=== Materials provided ===

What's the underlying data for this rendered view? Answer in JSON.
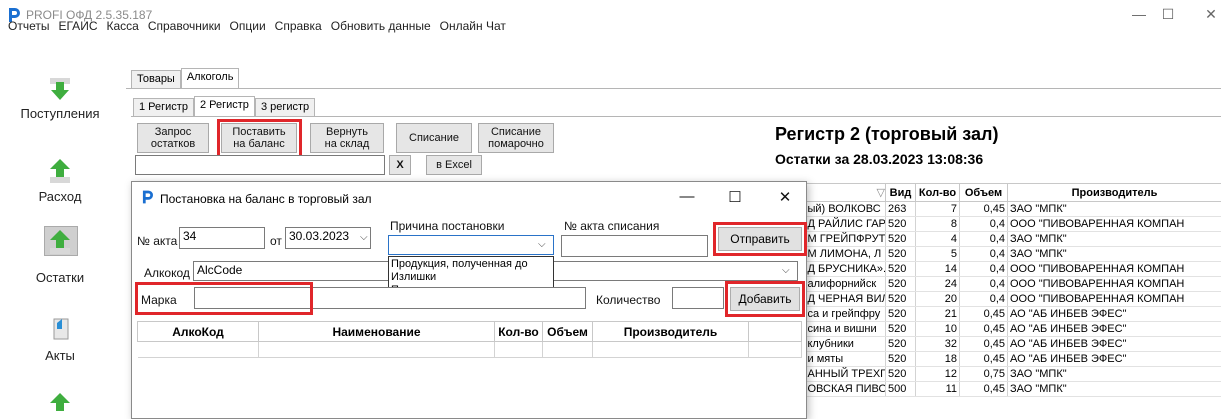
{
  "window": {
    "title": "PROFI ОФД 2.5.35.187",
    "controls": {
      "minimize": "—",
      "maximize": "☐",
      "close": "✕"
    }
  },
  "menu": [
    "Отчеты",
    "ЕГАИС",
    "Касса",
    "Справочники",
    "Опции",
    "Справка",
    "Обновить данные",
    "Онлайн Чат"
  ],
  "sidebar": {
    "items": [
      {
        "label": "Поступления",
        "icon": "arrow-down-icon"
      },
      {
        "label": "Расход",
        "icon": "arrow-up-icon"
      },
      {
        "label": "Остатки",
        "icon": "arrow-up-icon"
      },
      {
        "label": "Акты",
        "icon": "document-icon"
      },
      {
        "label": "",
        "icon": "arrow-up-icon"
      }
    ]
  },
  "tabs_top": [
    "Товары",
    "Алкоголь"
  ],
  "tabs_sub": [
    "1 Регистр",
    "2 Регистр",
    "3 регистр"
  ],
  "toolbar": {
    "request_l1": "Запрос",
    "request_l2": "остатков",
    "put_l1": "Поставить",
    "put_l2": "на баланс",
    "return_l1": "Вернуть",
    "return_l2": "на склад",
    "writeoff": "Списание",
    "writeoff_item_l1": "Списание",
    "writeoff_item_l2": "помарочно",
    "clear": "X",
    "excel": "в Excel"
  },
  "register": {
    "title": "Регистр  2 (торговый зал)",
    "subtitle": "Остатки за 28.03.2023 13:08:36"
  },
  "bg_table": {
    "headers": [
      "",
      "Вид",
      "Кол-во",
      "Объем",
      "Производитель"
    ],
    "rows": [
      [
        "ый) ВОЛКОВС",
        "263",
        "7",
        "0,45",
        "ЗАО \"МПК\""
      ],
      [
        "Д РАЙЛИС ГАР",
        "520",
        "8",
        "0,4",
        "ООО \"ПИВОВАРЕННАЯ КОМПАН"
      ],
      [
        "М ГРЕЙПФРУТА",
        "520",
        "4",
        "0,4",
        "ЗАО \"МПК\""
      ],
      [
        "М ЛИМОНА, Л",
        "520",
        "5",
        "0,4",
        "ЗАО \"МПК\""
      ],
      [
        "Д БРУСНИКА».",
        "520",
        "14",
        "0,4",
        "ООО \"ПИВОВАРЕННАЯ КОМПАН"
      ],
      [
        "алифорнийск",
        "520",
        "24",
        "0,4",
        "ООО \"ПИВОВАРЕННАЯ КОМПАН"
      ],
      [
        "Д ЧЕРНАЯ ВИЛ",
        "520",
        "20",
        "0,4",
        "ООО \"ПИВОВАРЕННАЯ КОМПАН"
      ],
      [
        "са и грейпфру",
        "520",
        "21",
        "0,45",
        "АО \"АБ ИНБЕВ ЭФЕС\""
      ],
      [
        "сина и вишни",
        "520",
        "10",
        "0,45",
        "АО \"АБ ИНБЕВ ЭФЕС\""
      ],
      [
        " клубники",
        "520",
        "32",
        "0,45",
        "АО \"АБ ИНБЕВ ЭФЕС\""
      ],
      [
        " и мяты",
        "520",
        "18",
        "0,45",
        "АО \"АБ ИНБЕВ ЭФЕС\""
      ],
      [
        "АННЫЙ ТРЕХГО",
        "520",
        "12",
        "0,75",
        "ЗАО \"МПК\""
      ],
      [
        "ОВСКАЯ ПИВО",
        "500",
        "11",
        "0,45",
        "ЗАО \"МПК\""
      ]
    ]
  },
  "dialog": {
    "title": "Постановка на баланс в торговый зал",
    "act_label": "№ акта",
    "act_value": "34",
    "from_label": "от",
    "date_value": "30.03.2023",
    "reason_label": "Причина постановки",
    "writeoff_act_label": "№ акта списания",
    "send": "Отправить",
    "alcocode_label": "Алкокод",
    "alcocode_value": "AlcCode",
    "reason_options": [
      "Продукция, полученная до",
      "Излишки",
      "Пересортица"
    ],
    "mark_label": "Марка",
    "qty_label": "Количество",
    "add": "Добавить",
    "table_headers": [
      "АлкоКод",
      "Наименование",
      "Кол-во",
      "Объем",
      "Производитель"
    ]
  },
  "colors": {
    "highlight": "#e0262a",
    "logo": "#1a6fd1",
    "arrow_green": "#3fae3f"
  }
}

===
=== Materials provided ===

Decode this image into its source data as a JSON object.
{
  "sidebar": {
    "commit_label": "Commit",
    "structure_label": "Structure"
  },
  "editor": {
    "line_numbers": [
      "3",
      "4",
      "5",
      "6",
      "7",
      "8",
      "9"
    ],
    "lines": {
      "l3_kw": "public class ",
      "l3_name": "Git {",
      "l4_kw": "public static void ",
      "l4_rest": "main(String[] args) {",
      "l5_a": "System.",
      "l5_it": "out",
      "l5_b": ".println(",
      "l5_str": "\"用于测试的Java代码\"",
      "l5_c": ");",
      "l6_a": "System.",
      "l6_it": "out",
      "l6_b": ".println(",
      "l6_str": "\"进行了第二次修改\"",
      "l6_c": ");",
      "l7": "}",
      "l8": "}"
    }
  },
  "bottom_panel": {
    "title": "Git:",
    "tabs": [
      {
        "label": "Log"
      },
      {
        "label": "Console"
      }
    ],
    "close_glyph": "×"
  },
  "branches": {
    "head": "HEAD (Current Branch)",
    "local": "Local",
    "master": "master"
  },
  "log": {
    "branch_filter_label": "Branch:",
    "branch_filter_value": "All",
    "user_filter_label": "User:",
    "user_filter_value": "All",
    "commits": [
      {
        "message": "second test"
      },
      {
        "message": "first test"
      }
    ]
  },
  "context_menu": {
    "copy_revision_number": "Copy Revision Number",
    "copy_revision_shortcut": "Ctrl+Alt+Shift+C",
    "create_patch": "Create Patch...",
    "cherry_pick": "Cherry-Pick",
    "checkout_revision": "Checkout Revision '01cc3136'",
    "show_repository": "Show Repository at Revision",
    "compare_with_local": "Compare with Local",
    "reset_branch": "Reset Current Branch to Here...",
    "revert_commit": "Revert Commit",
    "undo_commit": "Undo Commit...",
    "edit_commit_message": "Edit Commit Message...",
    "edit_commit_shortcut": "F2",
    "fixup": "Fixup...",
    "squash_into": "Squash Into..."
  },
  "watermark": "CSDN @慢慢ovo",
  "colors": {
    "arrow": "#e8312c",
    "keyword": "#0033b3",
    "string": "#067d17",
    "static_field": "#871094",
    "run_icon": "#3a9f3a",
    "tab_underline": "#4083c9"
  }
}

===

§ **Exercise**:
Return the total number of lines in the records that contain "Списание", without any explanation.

§ **Exercise result**:
2